Keep in mind folks, McDonald's promised to remove all artificial "preservatives" from their McNuggets, but not necessarily artificial "additives," a move that proves to be much more difficult than it may seem. (McNuggets, by the way, have never contained artificial colors or flavorings.)

What about the pink slime?

You've probably seen the videos and photographs that went viral a few years back, like the one above, illustrating the "pink slime" that was said to be used in McDonald's burgers and chicken McNuggets. The official word from McDonald's is that the photos and videos that made the rounds didn't come from a facility that makes McDonald's food. So what was that stuff?

The pink slime you see in the video is what's know as mechanically separated meat. It's created by taking every last scrap of pork or poultry and moving it through a high-pressure sieve, cleaning it with ammonia, and then sometimes adding in some artificial colors and flavors on top for good measure. This meat and chemical slurry can be found in processed meats like bologna, hot dogs, jerky, and packaged chicken nuggets. As of 2010, the USDA ruled that products containing mechanically separated meat must say so on their ingredients list.

So did McDonald's ever use it? Yes, but it's been gone for a while. McDonald's reported in 2012 that mechanically separated poultry and ammonia-treated beef had already been cut out of its supply chain. Many gave kudos to celebrity chef Jamie Oliver's campaign against McDonald's use of mechanically separated meat.

Are McNuggets different around the world?

In short, yes. Taking the website of McDonald's U.K. as just one of many examples: all of its food is 100 percent free of GMOs, has never included ammonia, and has always been free of MSG. McDonald's U.K. serves organic milk in its Happy Meals, and its cooking oil is free of dimethylpolysiloxane. Even with the considerable moves McDonald's has been making in the U.S. to answer growing consumer demand for more wholesome food, it would seem our neighbors around the world are enjoying a product that offers fewer additives and is of better quality. So if all these other countries have figured it out, why can't it be done here?

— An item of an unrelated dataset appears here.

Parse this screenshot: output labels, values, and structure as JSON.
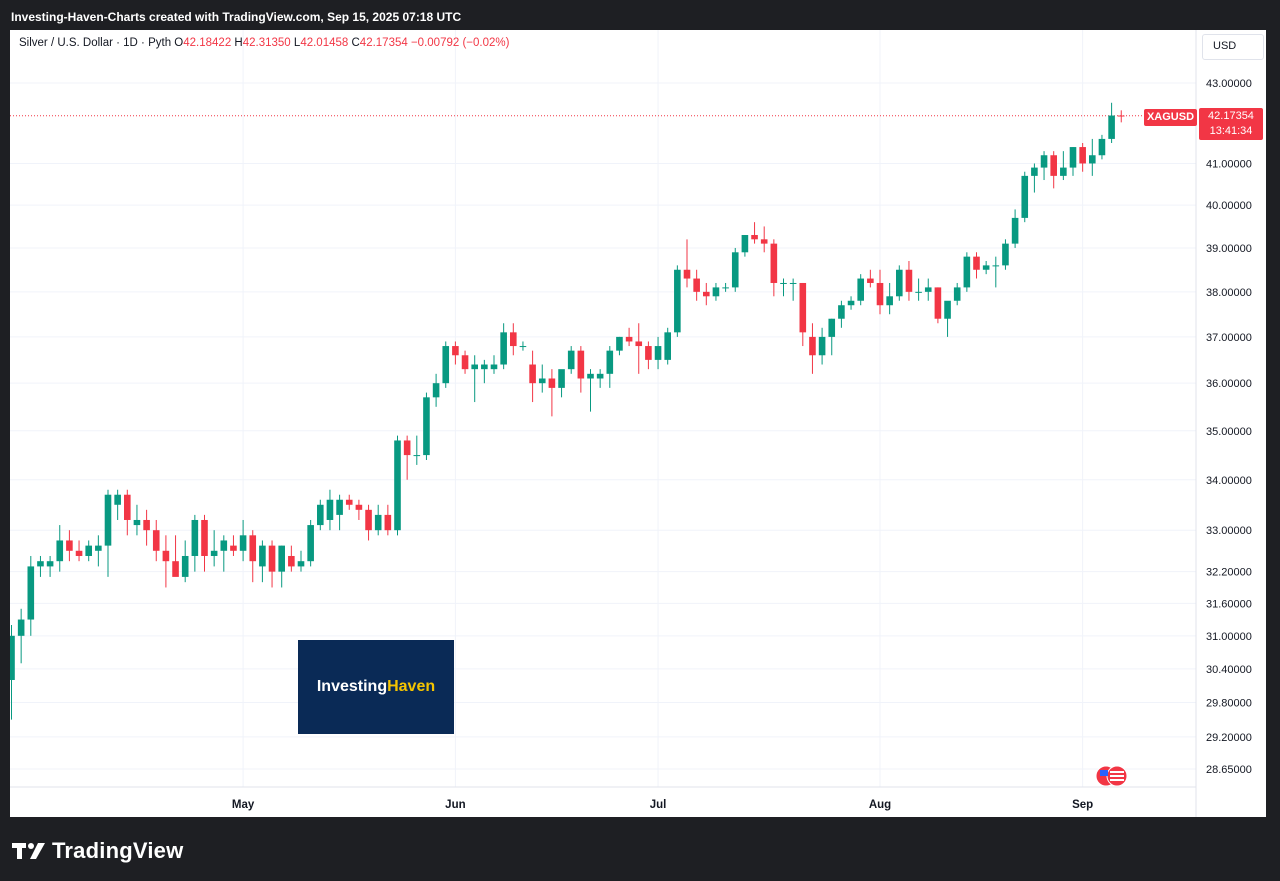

And while we're at it, why can't we get Indonesia's spicy chicken bites, and Italy's spinach and cheese nuggets?

So should you eat them?

Far be it from me to tell you how to live.

Here's what we know. McDonald's serves fast food. Processed food. And processed food is bad for you. It's low in nutrients, high in sugar, and filled with chemical additives. Consumption has been linked to heart disease, obesity, insulin resistance, and cancer. Processed foods have been engineered to be "hyper-rewarding" to our brains, leading to overconsumption and even addiction. McDonald's has made big strides in recent years to clean up their products, removing many ingredients with the most "ick" factor. Is it enough?

The devil is in the dose. Here's the way I look at it — If 90 percent of the time I'm eating healthy, organic, whole foods, and feeding them to my family, then I don't feel bad about an occasional indulgence in my fast food of choice. But I would never kid myself that something on that menu is good for me. As for feeding it to my child, I remind myself that as often as she asks for McDonald's, she also asks for black olives, pineapple, and cinnamon applesauce. (And now that I think about it, I also ate those things when I was pregnant.)

I leave it to you to decide how McNuggets fit into your lifestyle and how you feel about eating them. If you do decide to eat them, though, I highly recommend the buffalo dipping sauce.